stating that Federal Rule of Civil Procedure 33 was mandatory and the court was without authority to consider untimely filed amendments to a motion for new trialSummary of this case from Campbell v. State
Argued September 30, 1970.
Decided October 12, 1970.
Robert F. Simone, Philadelphia, Pa., for appellant.
Louis C. Bechtle, U.S. Atty., Warren D. Mulloy, Asst. U.S. Atty., Philadelphia, Pa., for appellee.
Before GANEY, VAN DUSEN, and ALDISERT, Circuit Judges.
OPINION OF THE COURT
Defendant Kane was convicted by a jury in the United States District Court for the Eastern District of Pennsylvania on two counts of an indictment charging that the defendant caused false bail to be entered and acknowledged in violation of 18 U.S.C. § 1506 (1964). Defendant appeals from the July 1, 1970, judgment and commitment filed after the denial by the trial court of his motions in the alternative for a new trial, judgment of acquittal, and arrest of judgment.
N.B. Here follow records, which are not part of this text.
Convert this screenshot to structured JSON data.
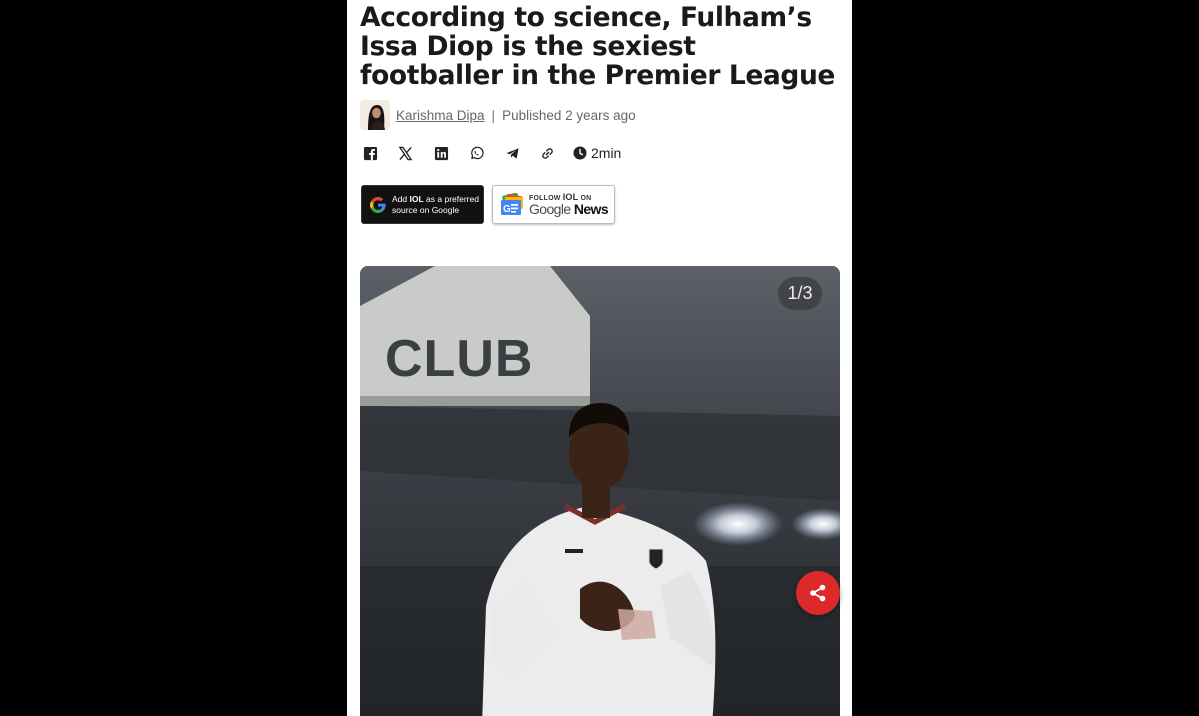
{
  "article": {
    "headline": "According to science, Fulham’s Issa Diop is the sexiest footballer in the Premier League",
    "author": "Karishma Dipa",
    "separator": "|",
    "published": "Published 2 years ago",
    "read_time": "2min"
  },
  "share_icons": [
    "facebook-icon",
    "x-icon",
    "linkedin-icon",
    "whatsapp-icon",
    "telegram-icon",
    "link-icon"
  ],
  "badges": {
    "preferred_source": {
      "add": "Add",
      "brand": "IOL",
      "rest": "as a preferred",
      "line2": "source on Google"
    },
    "google_news": {
      "follow": "FOLLOW",
      "brand": "IOL",
      "on": "ON",
      "google": "Google",
      "news": "News"
    }
  },
  "gallery": {
    "counter": "1/3",
    "image_sign_text": "CLUB"
  },
  "colors": {
    "accent_red": "#dc2a2a",
    "headline": "#1a1a1a",
    "meta_gray": "#666666"
  }
}
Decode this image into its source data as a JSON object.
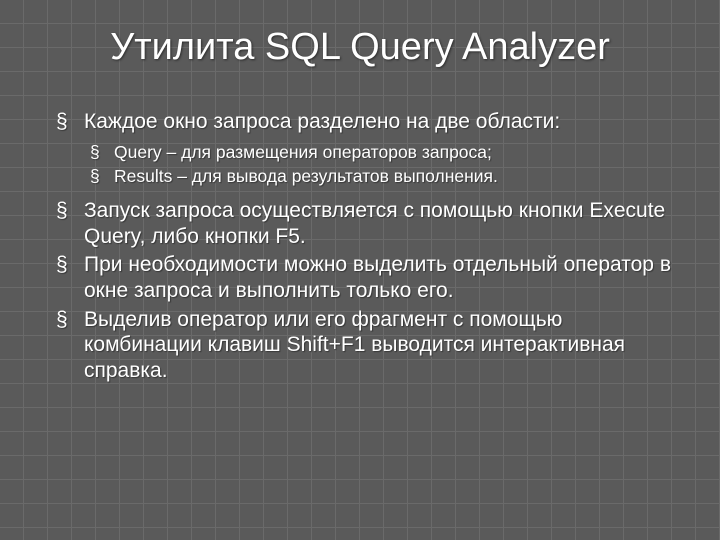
{
  "title": "Утилита SQL Query Analyzer",
  "bullets": [
    {
      "text": "Каждое окно запроса разделено на две области:",
      "sub": [
        "Query – для размещения операторов запроса;",
        "Results – для вывода результатов выполнения."
      ]
    },
    {
      "text": "Запуск запроса осуществляется с помощью кнопки Execute Query, либо кнопки F5."
    },
    {
      "text": "При необходимости можно выделить отдельный оператор в окне запроса и выполнить только его."
    },
    {
      "text": "Выделив оператор или его фрагмент с помощью комбинации клавиш Shift+F1 выводится интерактивная справка."
    }
  ]
}
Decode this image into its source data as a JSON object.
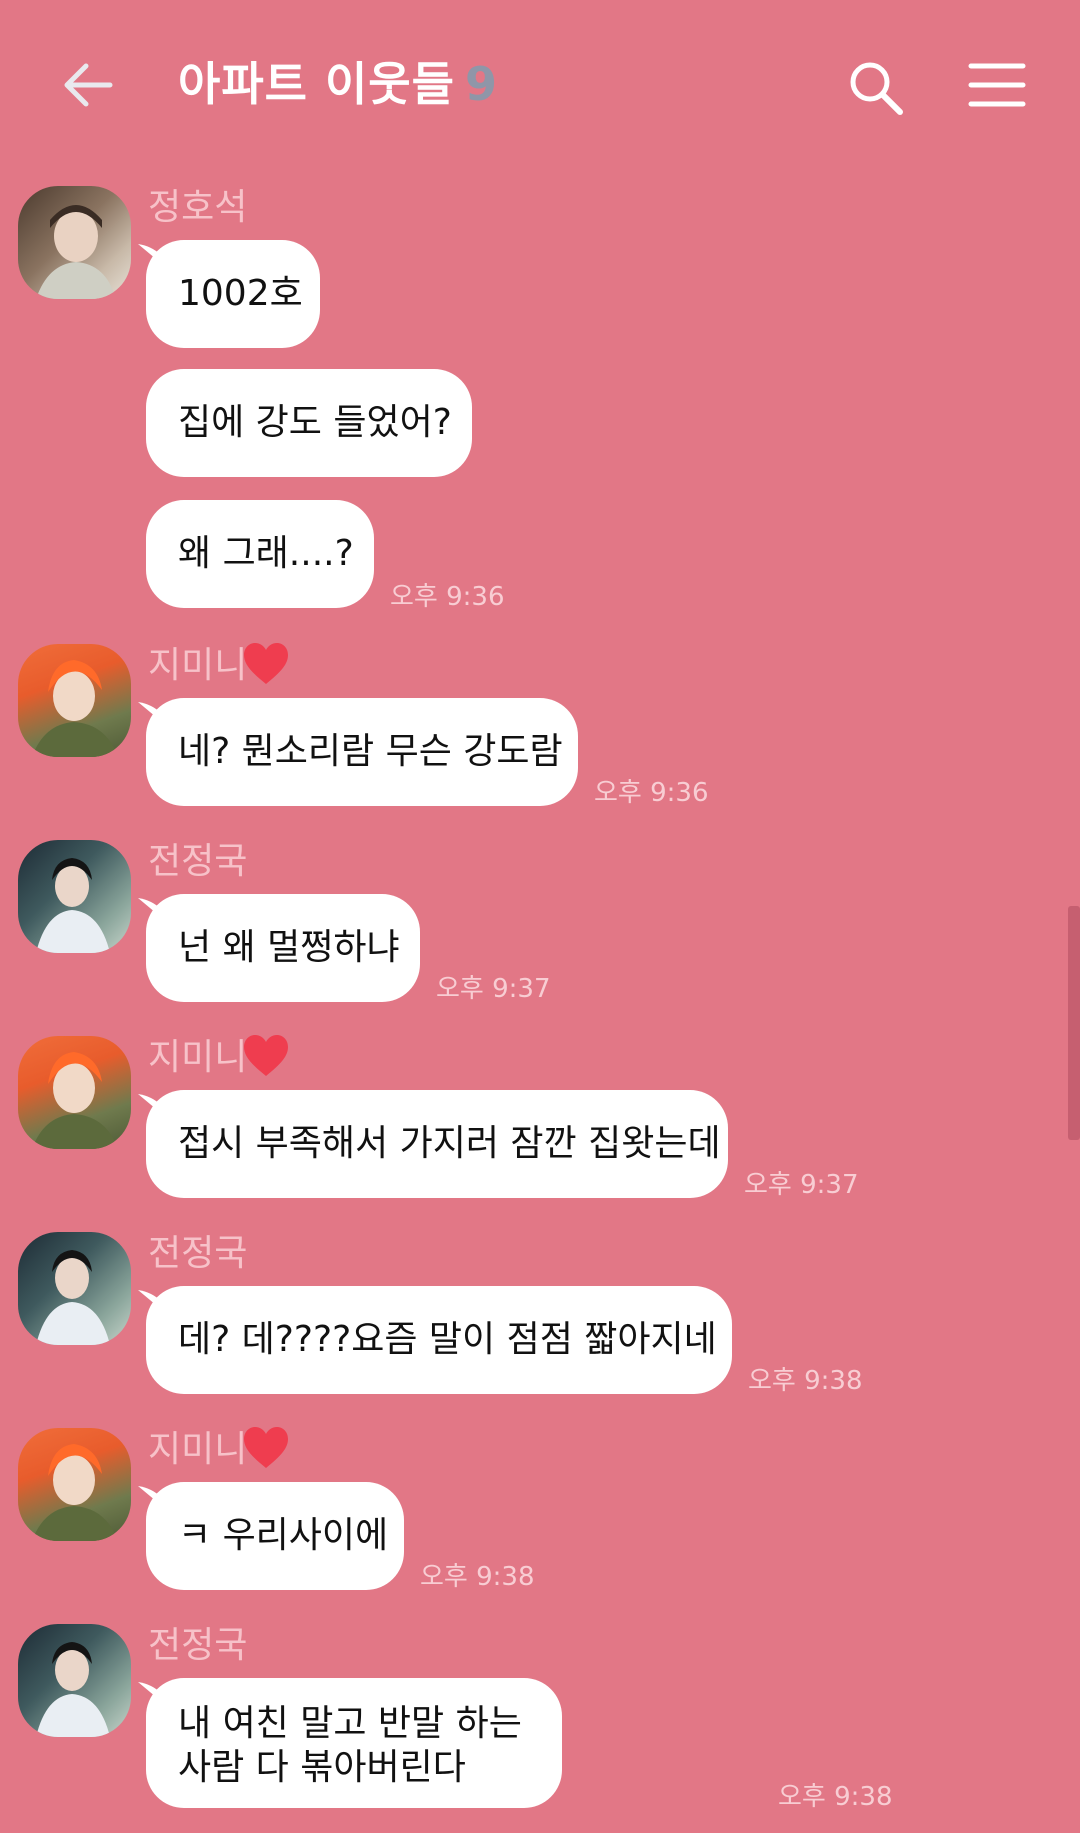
{
  "header": {
    "title": "아파트 이웃들",
    "member_count": "9",
    "icons": {
      "back": "arrow-left-icon",
      "search": "search-icon",
      "menu": "hamburger-menu-icon"
    }
  },
  "colors": {
    "background": "#e27786",
    "bubble": "#ffffff",
    "sender_name": "#f7c2c9",
    "timestamp": "#f8cdd3",
    "member_count": "#8f96a8"
  },
  "messages": [
    {
      "sender": "정호석",
      "heart": false,
      "lines": [
        "1002호",
        "집에 강도 들었어?",
        "왜 그래....?"
      ],
      "time": "오후 9:36"
    },
    {
      "sender": "지미니",
      "heart": true,
      "lines": [
        "네? 뭔소리람 무슨 강도람"
      ],
      "time": "오후 9:36"
    },
    {
      "sender": "전정국",
      "heart": false,
      "lines": [
        "넌 왜 멀쩡하냐"
      ],
      "time": "오후 9:37"
    },
    {
      "sender": "지미니",
      "heart": true,
      "lines": [
        "접시 부족해서 가지러 잠깐 집왓는데"
      ],
      "time": "오후 9:37"
    },
    {
      "sender": "전정국",
      "heart": false,
      "lines": [
        "데? 데????요즘 말이 점점 짧아지네"
      ],
      "time": "오후 9:38"
    },
    {
      "sender": "지미니",
      "heart": true,
      "lines": [
        "ㅋ 우리사이에"
      ],
      "time": "오후 9:38"
    },
    {
      "sender": "전정국",
      "heart": false,
      "lines": [
        "내 여친 말고 반말 하는 사람 다 볶아버린다"
      ],
      "time": "오후 9:38"
    }
  ]
}
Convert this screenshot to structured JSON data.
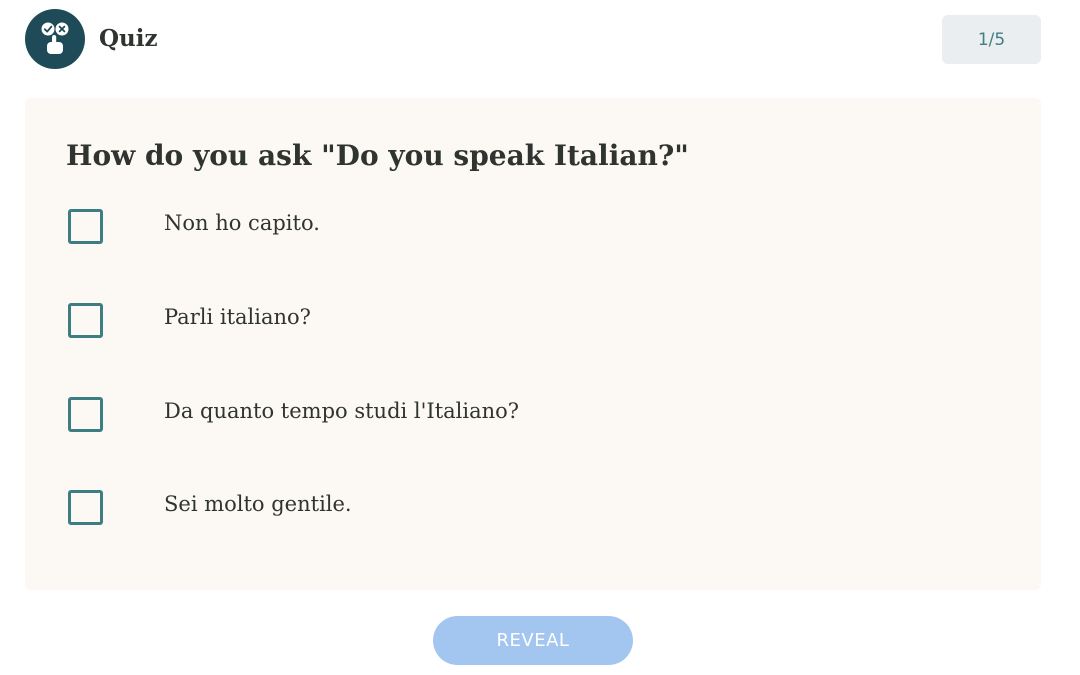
{
  "header": {
    "title": "Quiz",
    "logo_icon": "quiz-hand-check-cross-icon",
    "progress": "1/5"
  },
  "question": {
    "text": "How do you ask \"Do you speak Italian?\"",
    "options": [
      {
        "label": "Non ho capito.",
        "checked": false
      },
      {
        "label": "Parli italiano?",
        "checked": false
      },
      {
        "label": "Da quanto tempo studi l'Italiano?",
        "checked": false
      },
      {
        "label": "Sei molto gentile.",
        "checked": false
      }
    ]
  },
  "actions": {
    "reveal_label": "REVEAL"
  },
  "colors": {
    "accent": "#3c7e82",
    "logo_bg": "#1e4b57",
    "card_bg": "#fcf8f3",
    "badge_bg": "#eaeef0",
    "button_bg": "#a3c6f0"
  }
}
We have carefully considered defendant's contentions and the record in the District Court. Defendant's contentions must be rejected for the reasons so well stated in Judge Kraft's opinion.
The indictment also charged the defendant with conspiracy to enter and acknowledge false bail in violation of 18 U.S.C. § 1506 (1964), but this count of the indictment was dismissed at the Government's motion.
18 U.S.C. § 1506 (1964) provides in relevant part:
"Whoever acknowledges, or procures to be acknowledged in any [United States] court, any recognizance, bail, or judgment, in the name of any other person not privy or consenting to the same —
"Shall be fined not more than $5,000 or imprisoned not more than five years, or both. * * *"
United States v. Kone, 319 F. Supp. 527 (E.D.Pa., June 17, 1970).
Defendant first contends that the trial court erred in permitting two witnesses to testify to what allegedly amounted to their opinions and legal conclusions concerning whether the defendant had knowingly caused the bail bonds in question to be entered without the consent of the corporate surety, and that their testimony invaded the province of the jury. While the witnesses were asked whether the defendant had "authority" to enter and acknowledge the bail bonds, and responded that the defendant did not have such "authority," the context of their testimony clearly indicates that they were testifying that, as a factual matter, the defendant had not been granted specific permission to enter the bonds, which permission their prior testimony had indicated was an essential prerequisite to the entry of a bail bond with the Prudence Mutual Casualty Company as surety. Any doubt about the significance of this testimony was cleared up by Judge Kraft's charge to the jury. He charged that the Government had to prove both that the corporate surety had not consented to act as surety on the bonds and that the defendant knew that the corporate surety had not consented to act as surety thereon. He also charged at two points that the jurors are the sole judges of the credibility of all witnesses and the weight and effect of all the evidence. In addition, the jury had in their possession during deliberations the indictment, which charged in both counts, in language approximating the statutory language, that defendant on September 10, 1966, and October 14, 1966, caused the false bail bonds to be entered, knowing that the surety company "had not consented to act as surety thereon." Furthermore, the record as a whole makes clear that the overruling of defense counsel's objections to the admission of this testimony did not "affect substantial rights" of the defendant and, if error, would have to be disregarded pursuant to F.R.Crim.P. 52(a) and 28 U.S.C. § 2111 (1964).
Defendant also contends that the evidence was insufficient to permit a verdict of guilty, in that there was insufficient evidence that defendant knew that he lacked the authority to cause the bonds to be entered. There was clearly evidence in the record from which the jury could have found that the defendant knew that he had no authority to cause the bonds to be executed on behalf of the corporate surety. As Judge Kraft noted, defendant's reliance upon United States v. Tatcher, 131 F.2d 1002 (3rd Cir. 1942), is misplaced in light of Holland v. United States, 348 U.S. 121, 75 S.Ct. 127, 99 L.Ed. 150 (1954).
The July 1, 1970, judgment and commitment will be affirmed.